A Bellville man was checked for the coronavirus at the weekend, and while the initial tests were negative, he is still undergoing tests.

According to a nurse, who cannot be named as their job will be at risk, the man was tested at Reed Street Clinic. The nurse also confirmed that a Durbanville man had tested positive for the virus on Wednesday March 11.

Western Cape health spokesman Mark van der Heever said he could not confirm the locations of the patients or their names but he said Covid-19 cases had grown over the weekend.

“Between March 14 and 15, the Western Cape Department of Health received notification of six more laboratory-confirmed cases of Covid-19 – bringing the total number of confirmed cases in the province to 16,” he said.

“All six positive tests were males with varying ages and they were received from private laboratories, while feedback was given to the National Institute of Communicable Diseases. These six new cases, adding to the existing 10, all sought treatment at private facilities with flu-like symptoms and have recently travelled to various countries.”

Mr Van der Heever confirmed that all 16 patients were being monitored and checked over a period of 14 days.

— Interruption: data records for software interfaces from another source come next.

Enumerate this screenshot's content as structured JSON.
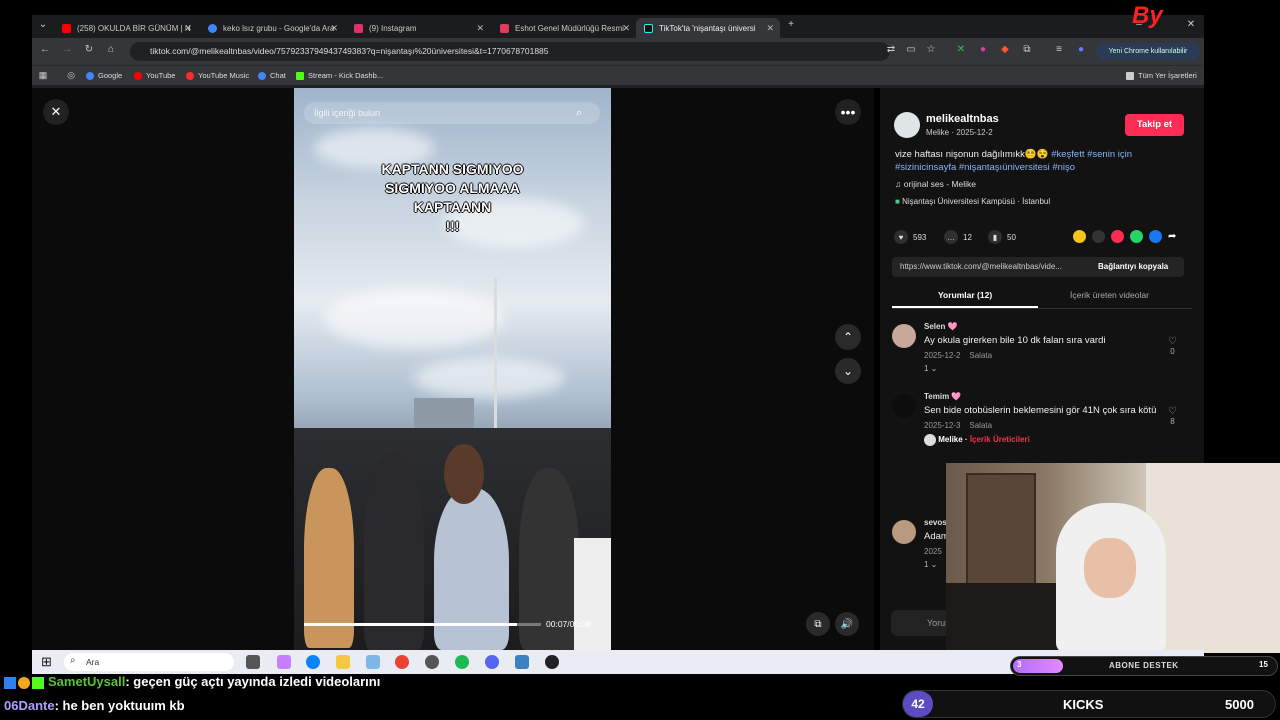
{
  "browser": {
    "tabs": [
      {
        "label": "(258) OKULDA BİR GÜNÜM | N",
        "color": "#ff0000"
      },
      {
        "label": "keko lsız grubu - Google'da Ara",
        "color": "#4285f4"
      },
      {
        "label": "(9) Instagram",
        "color": "#e1306c"
      },
      {
        "label": "Eshot Genel Müdürlüğü Resmi",
        "color": "#e33b5c"
      },
      {
        "label": "TikTok'ta 'nişantaşı üniversi",
        "color": "#111111"
      }
    ],
    "url": "tiktok.com/@melikealtnbas/video/7579233794943749383?q=nişantaşı%20üniversitesi&t=1770678701885",
    "profile_button": "Yeni Chrome kullanılabilir",
    "bookmarks": [
      "Google",
      "YouTube",
      "YouTube Music",
      "Chat",
      "Stream - Kick Dashb..."
    ],
    "all_bookmarks": "Tüm Yer İşaretleri"
  },
  "video": {
    "search_placeholder": "İlgili içeriği bulun",
    "caption_lines": [
      "KAPTANN SIGMIYOO",
      "SIGMIYOO ALMAAA",
      "KAPTAANN",
      "!!!"
    ],
    "time": "00:07/00:08",
    "progress": 0.9
  },
  "post": {
    "username": "melikealtnbas",
    "subline": "Melike · 2025-12-2",
    "follow": "Takip et",
    "description": "vize haftası nişonun dağılımıkk😵‍💫😵 ",
    "hashtags": "#keşfett #senin için #sizinicinsayfa #nişantaşıüniversitesi #nişo",
    "sound": "orijinal ses - Melike",
    "location": "Nişantaşı Üniversitesi Kampüsü · İstanbul",
    "likes": "593",
    "comments": "12",
    "saves": "50",
    "link": "https://www.tiktok.com/@melikealtnbas/vide...",
    "copy_link": "Bağlantıyı kopyala",
    "tab_comments": "Yorumlar (12)",
    "tab_creator": "İçerik üreten videolar",
    "comment_input": "Yorum"
  },
  "comments": [
    {
      "name": "Selen 🩷",
      "text": "Ay okula girerken bile 10 dk falan sıra vardi",
      "date": "2025-12-2",
      "reply": "Salata",
      "likes": "0",
      "replies": "1"
    },
    {
      "name": "Temim 🩷",
      "text": "Sen bide otobüslerin beklemesini gör 41N çok sıra kötü",
      "date": "2025-12-3",
      "reply": "Salata",
      "likes": "8",
      "creator": "Melike",
      "creator_tag": "İçerik Üreticileri"
    },
    {
      "name": "sevos",
      "text": "Adam",
      "date": "2025",
      "replies": "1"
    }
  ],
  "taskbar": {
    "search": "Ara"
  },
  "overlay": {
    "chat": [
      {
        "user": "SametUysall",
        "message": ": geçen güç açtı yayında izledi videolarını",
        "color": "#5bc236"
      },
      {
        "user": "06Dante",
        "message": ": he ben yoktuuım kb",
        "color": "#a9a3ff"
      }
    ],
    "kicks_count": "42",
    "kicks_label": "KICKS",
    "kicks_goal": "5000",
    "sub_label": "ABONE DESTEK",
    "sub_left": "3",
    "sub_right": "15"
  }
}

“This includes regular testing every second or third day. Their close contacts are also being followed up with. Patients will be declared virus-free if they test negative after two consecutive tests.”

Following President Cyril Ramaphosa’s speech on Sunday March 15, schools were closed yesterday.

The University of Cape Town closed on Monday.

Cape Peninsula University of Technology had already suspended classes at both its campuses since last week due to protests.

The University of the Western Cape (UWC) will close on Thursday March 19.

UWC acting rector and vice-chancellor Professor Vivienne Lawack said there had been no confirmed cases of Covid-19 at UWC to date and that “all decisions have been taken with the interests of staff and students at heart.”

Professor Lawack said classes would start again on April 14 while the two weeks lost to early closure would be taken from the mid-year break in June.

The graduation, scheduled for Tuesday March 31 to April 7, has been suspended but students will still graduate.

“The traditional ceremony will be changed to a virtual ceremony which will allow students to graduate,” Professor Lawack said.

Many businesses have allowed employees to work from home for the foreseeable future, but that’s not an option for the Bellville police and the Voortrekker Road Corridor Improvement District (VRCID).

VRCID chief operations officer Derek Bock said: “We have already informed our staff that personal hygiene is of paramount importance and that they should take Covid-19 seriously We also reiterated that they should wear gloves when touching people or disinfect their hands after contact has been made. Also we asked the patrollers that no one should be ‘brave’ and come to work if they suspect they have a symptom of the virus.

Bellville police spokesman Captain Johnathan Blankenberg said officers on patrol had to follow strict hygiene protocols.

Mr Van der Heever said everyone needed to work together to slow the spread of the virus.